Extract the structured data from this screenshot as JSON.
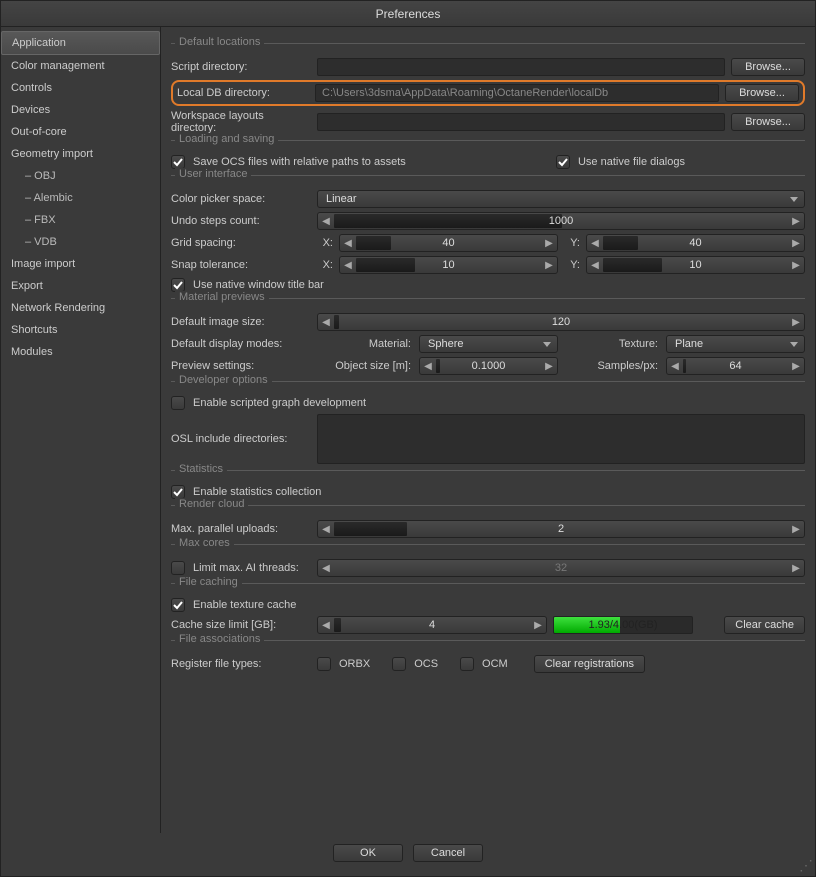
{
  "title": "Preferences",
  "sidebar": {
    "items": [
      {
        "label": "Application",
        "selected": true
      },
      {
        "label": "Color management"
      },
      {
        "label": "Controls"
      },
      {
        "label": "Devices"
      },
      {
        "label": "Out-of-core"
      },
      {
        "label": "Geometry import"
      },
      {
        "label": "–  OBJ",
        "sub": true
      },
      {
        "label": "–  Alembic",
        "sub": true
      },
      {
        "label": "–  FBX",
        "sub": true
      },
      {
        "label": "–  VDB",
        "sub": true
      },
      {
        "label": "Image import"
      },
      {
        "label": "Export"
      },
      {
        "label": "Network Rendering"
      },
      {
        "label": "Shortcuts"
      },
      {
        "label": "Modules"
      }
    ]
  },
  "sections": {
    "defaultLocations": "Default locations",
    "loadingSaving": "Loading and saving",
    "userInterface": "User interface",
    "materialPreviews": "Material previews",
    "developerOptions": "Developer options",
    "statistics": "Statistics",
    "renderCloud": "Render cloud",
    "maxCores": "Max cores",
    "fileCaching": "File caching",
    "fileAssociations": "File associations"
  },
  "labels": {
    "scriptDir": "Script directory:",
    "localDb": "Local DB directory:",
    "localDbValue": "C:\\Users\\3dsma\\AppData\\Roaming\\OctaneRender\\localDb",
    "workspaceLayouts": "Workspace layouts directory:",
    "browse": "Browse...",
    "saveOcs": "Save OCS files with relative paths to assets",
    "nativeDialogs": "Use native file dialogs",
    "colorPicker": "Color picker space:",
    "linear": "Linear",
    "undoSteps": "Undo steps count:",
    "undoVal": "1000",
    "gridSpacing": "Grid spacing:",
    "snapTol": "Snap tolerance:",
    "xLabel": "X:",
    "yLabel": "Y:",
    "gridX": "40",
    "gridY": "40",
    "snapX": "10",
    "snapY": "10",
    "nativeTitle": "Use native window title bar",
    "defaultImgSize": "Default image size:",
    "imgSizeVal": "120",
    "displayModes": "Default display modes:",
    "materialLbl": "Material:",
    "textureLbl": "Texture:",
    "sphere": "Sphere",
    "plane": "Plane",
    "previewSettings": "Preview settings:",
    "objSize": "Object size [m]:",
    "objSizeVal": "0.1000",
    "samplesPx": "Samples/px:",
    "samplesVal": "64",
    "scriptedGraph": "Enable scripted graph development",
    "oslInclude": "OSL include directories:",
    "statsCollection": "Enable statistics collection",
    "maxUploads": "Max. parallel uploads:",
    "uploadsVal": "2",
    "limitAI": "Limit max. AI threads:",
    "aiVal": "32",
    "textureCache": "Enable texture cache",
    "cacheSize": "Cache size limit [GB]:",
    "cacheSizeVal": "4",
    "cacheUsage": "1.93/4.00(GB)",
    "clearCache": "Clear cache",
    "registerTypes": "Register file types:",
    "orbx": "ORBX",
    "ocs": "OCS",
    "ocm": "OCM",
    "clearReg": "Clear registrations",
    "ok": "OK",
    "cancel": "Cancel"
  }
}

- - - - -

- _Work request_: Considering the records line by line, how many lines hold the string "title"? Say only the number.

- _Response to this task_: 2